WorshipArts

Background:

WorshipArts began in concept in 2006 because we wanted our children to have some kind of church choir experience. Singing, especially four-part a cappella hymn singing, is part of our Mennonite denominational heritage. However, like many urban churches, it was hard to plan rehearsals outside Sunday mornings due to busy schedules and long commutes to and from home. These logistical constraints due to being geographically dispersed led to some creative thinking and planning.

We, as a church, realized that what we really desired was a program that honored children’s voices in worship, whether through music, art, writing, or drama.

Plus, we wanted a program that was more about participation than performance and more about process than product. In sum, our current co-leaders set out to create a WorshipArts program that would cultivate children’s imagination, help them engage with Scripture, nurture their God-given voice and talents, and do so in the context of a loving, creative community.

How it works:

Kindergarten-5th grade children head to the WorshipArts room during the closing hymn.  There they spend time before Sunday school with committed adult volunteers getting a “close up” look at the movements, songs, language, rituals, sacraments, and art of worship. Sometimes they talk about aspects of the morning’s worship, sometimes they sing, play instruments, draw, build sculptures, read books, create bulletin covers, write litanies, or participate in a skit.

What we hope:
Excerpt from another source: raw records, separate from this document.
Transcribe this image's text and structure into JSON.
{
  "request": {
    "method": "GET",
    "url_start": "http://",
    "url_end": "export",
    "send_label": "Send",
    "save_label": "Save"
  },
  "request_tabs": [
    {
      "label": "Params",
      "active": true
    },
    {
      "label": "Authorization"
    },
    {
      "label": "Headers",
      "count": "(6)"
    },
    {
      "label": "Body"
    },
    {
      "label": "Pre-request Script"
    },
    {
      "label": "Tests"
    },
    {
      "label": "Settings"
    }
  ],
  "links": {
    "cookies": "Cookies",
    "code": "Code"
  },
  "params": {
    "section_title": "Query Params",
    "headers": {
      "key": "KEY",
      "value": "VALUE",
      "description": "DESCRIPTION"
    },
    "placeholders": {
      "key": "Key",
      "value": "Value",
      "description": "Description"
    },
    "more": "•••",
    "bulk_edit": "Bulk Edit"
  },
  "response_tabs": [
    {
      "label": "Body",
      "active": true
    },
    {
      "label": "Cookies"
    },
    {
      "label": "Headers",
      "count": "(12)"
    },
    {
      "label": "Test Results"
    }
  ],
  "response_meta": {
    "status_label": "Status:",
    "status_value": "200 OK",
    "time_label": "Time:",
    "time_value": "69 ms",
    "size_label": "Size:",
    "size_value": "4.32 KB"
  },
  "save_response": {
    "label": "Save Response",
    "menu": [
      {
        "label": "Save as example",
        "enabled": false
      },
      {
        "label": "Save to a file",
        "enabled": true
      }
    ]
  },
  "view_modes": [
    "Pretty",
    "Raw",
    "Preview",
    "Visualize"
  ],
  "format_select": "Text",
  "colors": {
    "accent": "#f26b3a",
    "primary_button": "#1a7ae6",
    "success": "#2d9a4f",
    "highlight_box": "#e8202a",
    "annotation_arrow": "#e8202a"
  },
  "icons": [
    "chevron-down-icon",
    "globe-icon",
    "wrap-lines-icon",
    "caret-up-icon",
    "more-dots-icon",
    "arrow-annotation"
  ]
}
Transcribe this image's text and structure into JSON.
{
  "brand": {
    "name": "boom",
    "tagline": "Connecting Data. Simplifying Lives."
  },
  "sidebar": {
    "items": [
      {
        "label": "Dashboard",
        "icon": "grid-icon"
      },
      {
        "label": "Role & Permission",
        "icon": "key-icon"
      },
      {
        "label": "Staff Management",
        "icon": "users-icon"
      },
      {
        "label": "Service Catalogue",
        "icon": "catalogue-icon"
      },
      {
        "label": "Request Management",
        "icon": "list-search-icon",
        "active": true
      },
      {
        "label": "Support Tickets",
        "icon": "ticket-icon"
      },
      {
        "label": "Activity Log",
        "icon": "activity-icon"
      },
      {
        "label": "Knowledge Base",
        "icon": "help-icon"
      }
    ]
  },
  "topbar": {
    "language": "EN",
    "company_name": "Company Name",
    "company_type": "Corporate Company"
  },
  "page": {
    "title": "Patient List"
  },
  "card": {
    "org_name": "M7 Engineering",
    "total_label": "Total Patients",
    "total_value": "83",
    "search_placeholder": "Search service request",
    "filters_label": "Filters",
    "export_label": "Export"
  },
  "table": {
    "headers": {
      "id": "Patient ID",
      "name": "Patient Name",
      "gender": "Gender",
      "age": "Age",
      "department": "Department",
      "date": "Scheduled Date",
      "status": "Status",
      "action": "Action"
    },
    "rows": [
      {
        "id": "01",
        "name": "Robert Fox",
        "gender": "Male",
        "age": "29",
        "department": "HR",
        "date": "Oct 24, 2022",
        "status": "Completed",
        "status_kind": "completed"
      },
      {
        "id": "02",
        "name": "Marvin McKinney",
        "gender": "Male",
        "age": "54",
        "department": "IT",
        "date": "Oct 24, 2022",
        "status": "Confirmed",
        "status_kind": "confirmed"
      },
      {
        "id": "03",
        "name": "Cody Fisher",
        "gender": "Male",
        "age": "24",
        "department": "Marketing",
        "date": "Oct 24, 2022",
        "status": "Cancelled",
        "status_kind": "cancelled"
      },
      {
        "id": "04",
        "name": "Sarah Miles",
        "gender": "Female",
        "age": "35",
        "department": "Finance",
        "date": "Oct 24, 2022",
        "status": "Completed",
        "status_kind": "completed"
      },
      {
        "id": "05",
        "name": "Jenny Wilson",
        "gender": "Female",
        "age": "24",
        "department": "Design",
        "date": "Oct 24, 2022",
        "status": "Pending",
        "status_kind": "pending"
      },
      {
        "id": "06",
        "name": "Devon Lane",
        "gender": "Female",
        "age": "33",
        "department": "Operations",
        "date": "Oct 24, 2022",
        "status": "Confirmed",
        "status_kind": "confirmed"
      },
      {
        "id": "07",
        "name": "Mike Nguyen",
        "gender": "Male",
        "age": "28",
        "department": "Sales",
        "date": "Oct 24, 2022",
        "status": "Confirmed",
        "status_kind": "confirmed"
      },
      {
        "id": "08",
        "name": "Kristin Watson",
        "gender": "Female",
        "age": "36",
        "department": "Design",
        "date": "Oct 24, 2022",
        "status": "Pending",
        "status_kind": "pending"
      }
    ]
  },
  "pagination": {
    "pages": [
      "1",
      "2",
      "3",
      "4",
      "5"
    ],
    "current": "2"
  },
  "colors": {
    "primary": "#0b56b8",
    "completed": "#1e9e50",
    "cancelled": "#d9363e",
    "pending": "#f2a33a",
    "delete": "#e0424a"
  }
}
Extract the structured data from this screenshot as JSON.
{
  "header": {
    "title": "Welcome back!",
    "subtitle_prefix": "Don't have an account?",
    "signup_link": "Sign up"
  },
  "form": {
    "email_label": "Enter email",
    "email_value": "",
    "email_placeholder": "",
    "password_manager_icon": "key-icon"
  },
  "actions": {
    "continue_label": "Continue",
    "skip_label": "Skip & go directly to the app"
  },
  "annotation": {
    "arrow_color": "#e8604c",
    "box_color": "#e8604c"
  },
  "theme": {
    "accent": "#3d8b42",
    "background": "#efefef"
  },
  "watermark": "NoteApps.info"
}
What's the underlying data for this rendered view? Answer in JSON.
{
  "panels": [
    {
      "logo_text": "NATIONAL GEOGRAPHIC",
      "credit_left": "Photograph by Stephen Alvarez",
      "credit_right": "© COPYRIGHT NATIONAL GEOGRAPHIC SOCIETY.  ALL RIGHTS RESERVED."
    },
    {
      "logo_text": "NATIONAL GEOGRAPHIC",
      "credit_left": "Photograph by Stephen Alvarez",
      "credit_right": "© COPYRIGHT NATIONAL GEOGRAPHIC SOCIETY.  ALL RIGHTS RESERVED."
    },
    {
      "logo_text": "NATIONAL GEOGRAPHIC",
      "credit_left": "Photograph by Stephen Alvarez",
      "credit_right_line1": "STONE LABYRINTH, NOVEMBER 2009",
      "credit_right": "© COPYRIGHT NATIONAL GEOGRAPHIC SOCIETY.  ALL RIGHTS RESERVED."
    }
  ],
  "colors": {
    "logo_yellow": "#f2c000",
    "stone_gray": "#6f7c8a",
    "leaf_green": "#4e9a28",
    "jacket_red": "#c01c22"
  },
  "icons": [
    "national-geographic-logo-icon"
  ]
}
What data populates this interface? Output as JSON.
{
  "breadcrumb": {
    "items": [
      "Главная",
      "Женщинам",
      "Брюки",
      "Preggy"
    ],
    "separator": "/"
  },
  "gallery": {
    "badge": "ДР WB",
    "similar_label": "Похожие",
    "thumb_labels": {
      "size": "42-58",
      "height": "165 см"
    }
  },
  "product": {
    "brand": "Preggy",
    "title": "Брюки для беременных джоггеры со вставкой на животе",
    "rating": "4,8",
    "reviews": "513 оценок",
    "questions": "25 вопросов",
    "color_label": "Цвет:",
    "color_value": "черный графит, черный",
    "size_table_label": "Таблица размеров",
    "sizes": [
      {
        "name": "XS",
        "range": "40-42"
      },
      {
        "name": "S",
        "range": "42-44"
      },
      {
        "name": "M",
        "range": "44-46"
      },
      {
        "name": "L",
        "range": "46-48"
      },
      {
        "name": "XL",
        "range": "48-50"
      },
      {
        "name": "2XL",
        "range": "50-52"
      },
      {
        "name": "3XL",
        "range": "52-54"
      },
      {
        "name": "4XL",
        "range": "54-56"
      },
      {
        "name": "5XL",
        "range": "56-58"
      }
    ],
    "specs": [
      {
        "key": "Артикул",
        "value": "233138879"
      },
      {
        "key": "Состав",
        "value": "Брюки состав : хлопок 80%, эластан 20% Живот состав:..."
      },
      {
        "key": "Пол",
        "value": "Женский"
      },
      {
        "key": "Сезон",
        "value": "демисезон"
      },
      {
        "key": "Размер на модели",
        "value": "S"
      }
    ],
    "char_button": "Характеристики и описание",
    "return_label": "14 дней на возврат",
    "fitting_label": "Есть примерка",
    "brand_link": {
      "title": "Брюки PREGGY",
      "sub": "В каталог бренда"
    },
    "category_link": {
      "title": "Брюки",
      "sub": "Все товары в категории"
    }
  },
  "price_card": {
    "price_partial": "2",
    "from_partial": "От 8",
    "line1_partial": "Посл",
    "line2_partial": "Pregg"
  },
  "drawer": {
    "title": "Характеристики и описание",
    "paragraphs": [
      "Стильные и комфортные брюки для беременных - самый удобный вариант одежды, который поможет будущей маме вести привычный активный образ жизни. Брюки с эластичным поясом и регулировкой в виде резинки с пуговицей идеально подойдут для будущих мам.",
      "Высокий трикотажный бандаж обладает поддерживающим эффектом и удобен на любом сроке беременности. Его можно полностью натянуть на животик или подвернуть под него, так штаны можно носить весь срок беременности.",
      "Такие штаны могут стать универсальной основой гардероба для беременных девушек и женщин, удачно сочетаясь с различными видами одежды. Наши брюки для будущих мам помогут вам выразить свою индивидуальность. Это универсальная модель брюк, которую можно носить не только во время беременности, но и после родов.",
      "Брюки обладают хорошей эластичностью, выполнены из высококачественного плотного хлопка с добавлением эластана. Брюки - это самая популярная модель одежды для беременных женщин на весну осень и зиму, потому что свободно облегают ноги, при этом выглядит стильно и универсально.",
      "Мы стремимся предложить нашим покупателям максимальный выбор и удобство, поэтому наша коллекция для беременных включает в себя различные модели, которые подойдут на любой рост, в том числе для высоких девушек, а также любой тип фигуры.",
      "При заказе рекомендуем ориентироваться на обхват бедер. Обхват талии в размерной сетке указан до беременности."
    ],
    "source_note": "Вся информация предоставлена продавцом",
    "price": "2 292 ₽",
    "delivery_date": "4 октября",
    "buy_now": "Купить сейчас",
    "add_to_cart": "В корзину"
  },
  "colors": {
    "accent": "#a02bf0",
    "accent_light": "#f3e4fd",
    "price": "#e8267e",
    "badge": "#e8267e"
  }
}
We treat our WorshipArts program like a training program for our young congregants to become more fully awake and in tune with worship, as well as the community gathered around them. In other words, we don’t want our young congregants to see worship as something that adults do passively. Rather, we want them to feel like they have an important place in God’s house, and that they can use their minds, imagination, and bodies to come to know God. What we long for is that our children will see themselves as worship leaders in their own way.